▶ _Your task_
Some lines in the listing hold the word "that". Return each of them.

▶ _Material supplied_
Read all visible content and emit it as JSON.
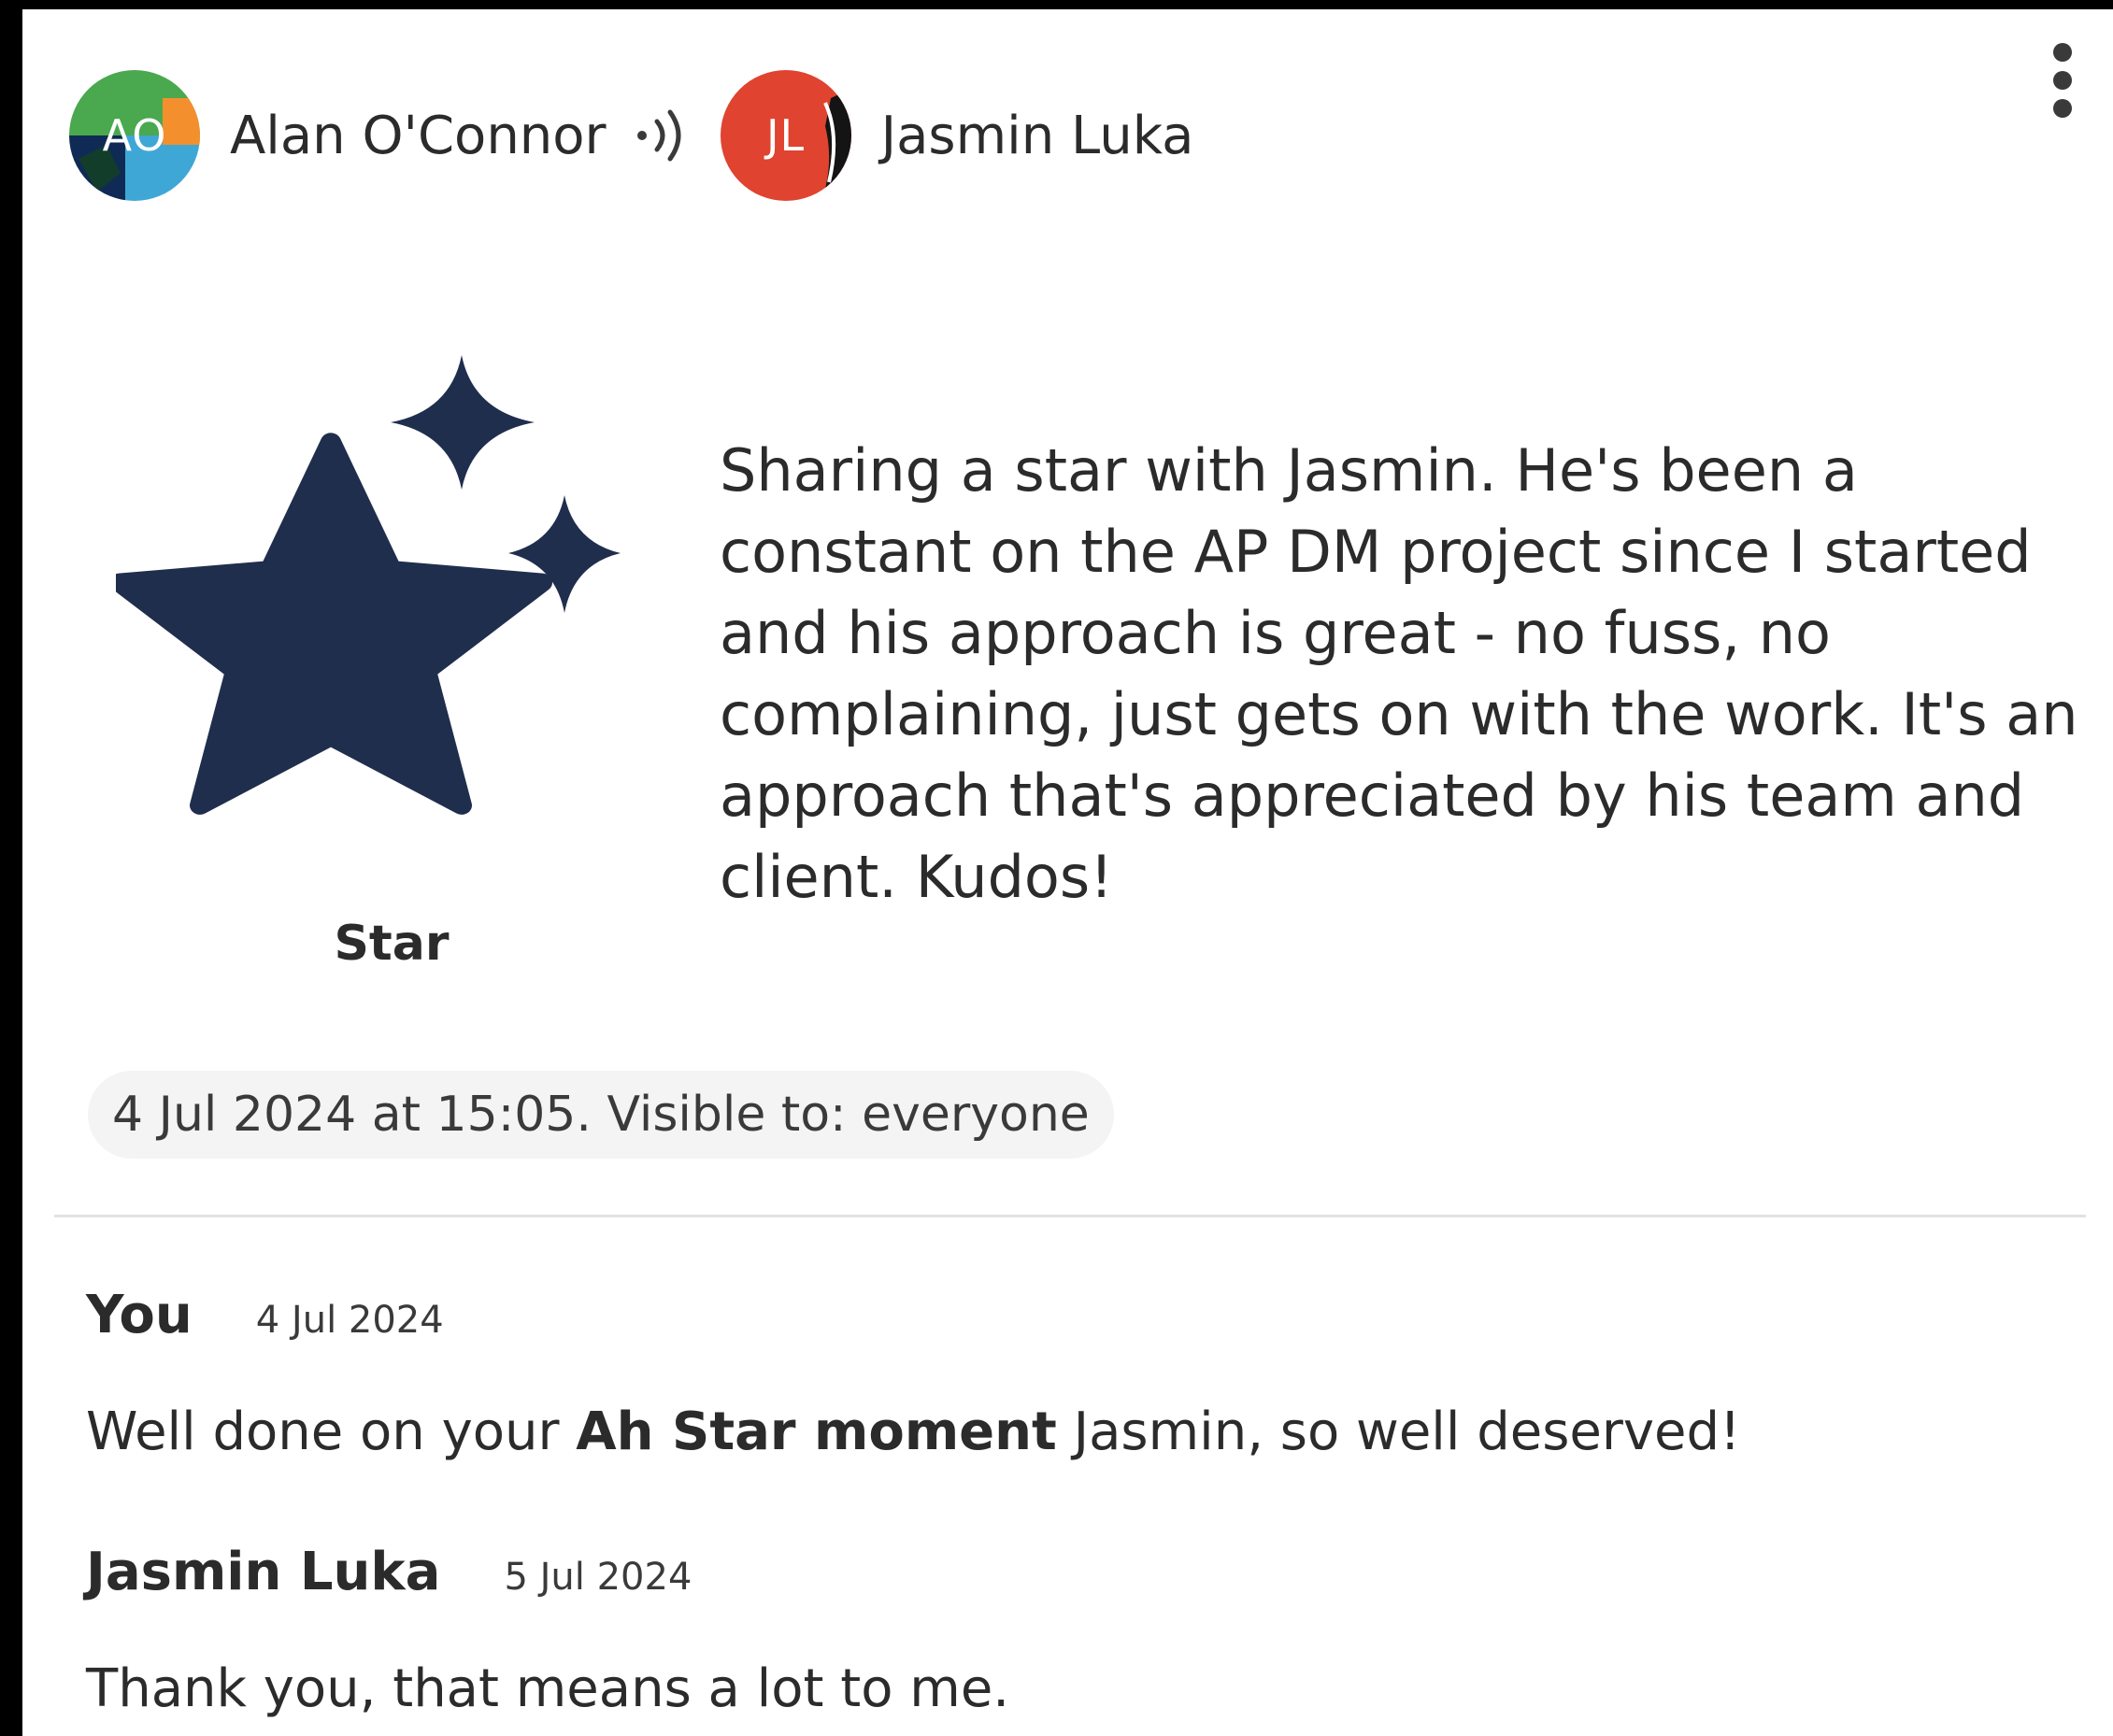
{
  "post": {
    "sender": {
      "name": "Alan O'Connor",
      "initials": "AO"
    },
    "recipient": {
      "name": "Jasmin Luka",
      "initials": "JL"
    },
    "badge_label": "Star",
    "message": "Sharing a star with Jasmin. He's been a constant on the AP DM project since I started and his approach is great - no fuss, no complaining, just gets on with the work. It's an approach that's appreciated by his team and client. Kudos!",
    "meta": "4 Jul 2024 at 15:05. Visible to: everyone"
  },
  "comments": [
    {
      "author": "You",
      "date": "4 Jul 2024",
      "text_before": "Well done on your ",
      "text_bold": "Ah Star moment",
      "text_after": " Jasmin, so well deserved!"
    },
    {
      "author": "Jasmin Luka",
      "date": "5 Jul 2024",
      "text": "Thank you, that means a lot to me."
    }
  ],
  "icons": {
    "menu": "more-vertical-icon",
    "flow": "sound-waves-icon",
    "badge": "star-sparkles-icon"
  },
  "colors": {
    "star": "#1f2e4d",
    "recipient_avatar": "#e0432f",
    "divider": "#e2e2e2",
    "meta_background": "#f4f4f4"
  }
}
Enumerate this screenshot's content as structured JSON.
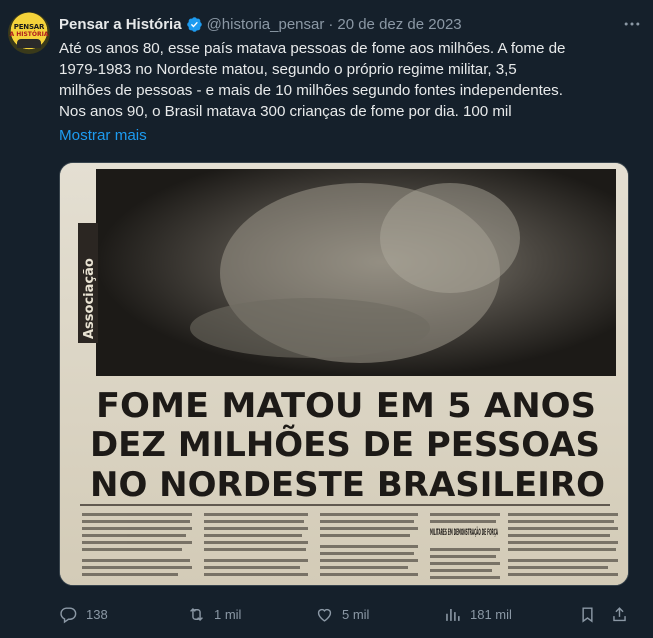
{
  "tweet": {
    "author_name": "Pensar a História",
    "handle": "@historia_pensar",
    "separator": "·",
    "date": "20 de dez de 2023",
    "verified": true,
    "avatar": {
      "line1": "PENSAR",
      "line2": "A HISTÓRIA"
    },
    "text_lines": [
      "Até os anos 80, esse país matava pessoas de fome aos milhões. A fome de",
      "1979-1983 no Nordeste matou, segundo o próprio regime militar, 3,5",
      "milhões de pessoas - e mais de 10 milhões segundo fontes independentes.",
      "Nos anos 90, o Brasil matava 300 crianças de fome por dia. 100 mil"
    ],
    "show_more_label": "Mostrar mais"
  },
  "media": {
    "section_label": "Associação",
    "headline_lines": [
      "FOME MATOU EM 5 ANOS",
      "DEZ MILHÕES DE PESSOAS",
      "NO NORDESTE BRASILEIRO"
    ],
    "subhead": "MILITARES EM DEMONSTRAÇÃO DE FORÇA"
  },
  "actions": {
    "replies": "138",
    "reposts": "1 mil",
    "likes": "5 mil",
    "views": "181 mil"
  },
  "colors": {
    "background": "#15202b",
    "accent": "#1d9bf0",
    "muted": "#8b98a5",
    "text": "#e7e9ea"
  },
  "icons": [
    "verified-badge-icon",
    "more-options-icon",
    "reply-icon",
    "repost-icon",
    "like-icon",
    "views-icon",
    "bookmark-icon",
    "share-icon"
  ]
}
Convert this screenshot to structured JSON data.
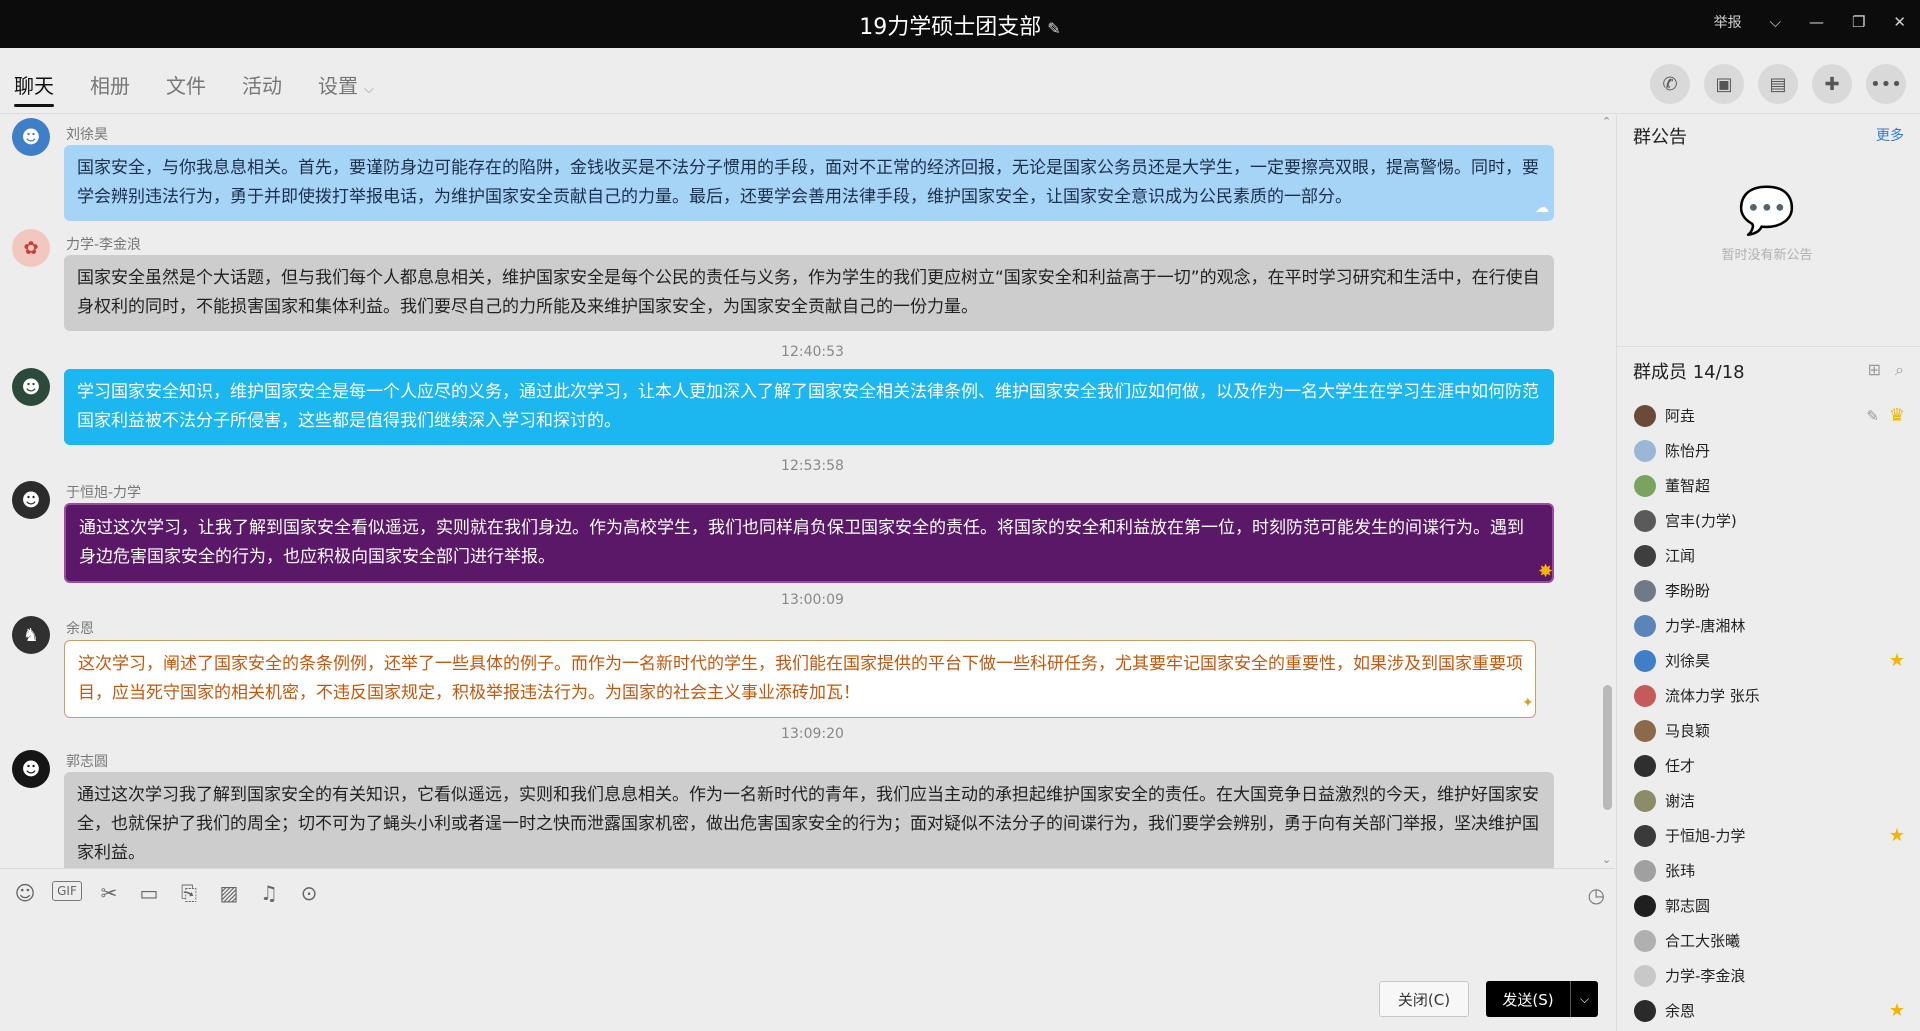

▶ _Result below_
    "message": "Sharing a star with Jasmin. He's been a constant on the AP DM project since I started and his approach is great - no fuss, no complaining, just gets on with the work. It's an approach that's appreciated by his team and client. Kudos!",
      "text": "Thank you, that means a lot to me."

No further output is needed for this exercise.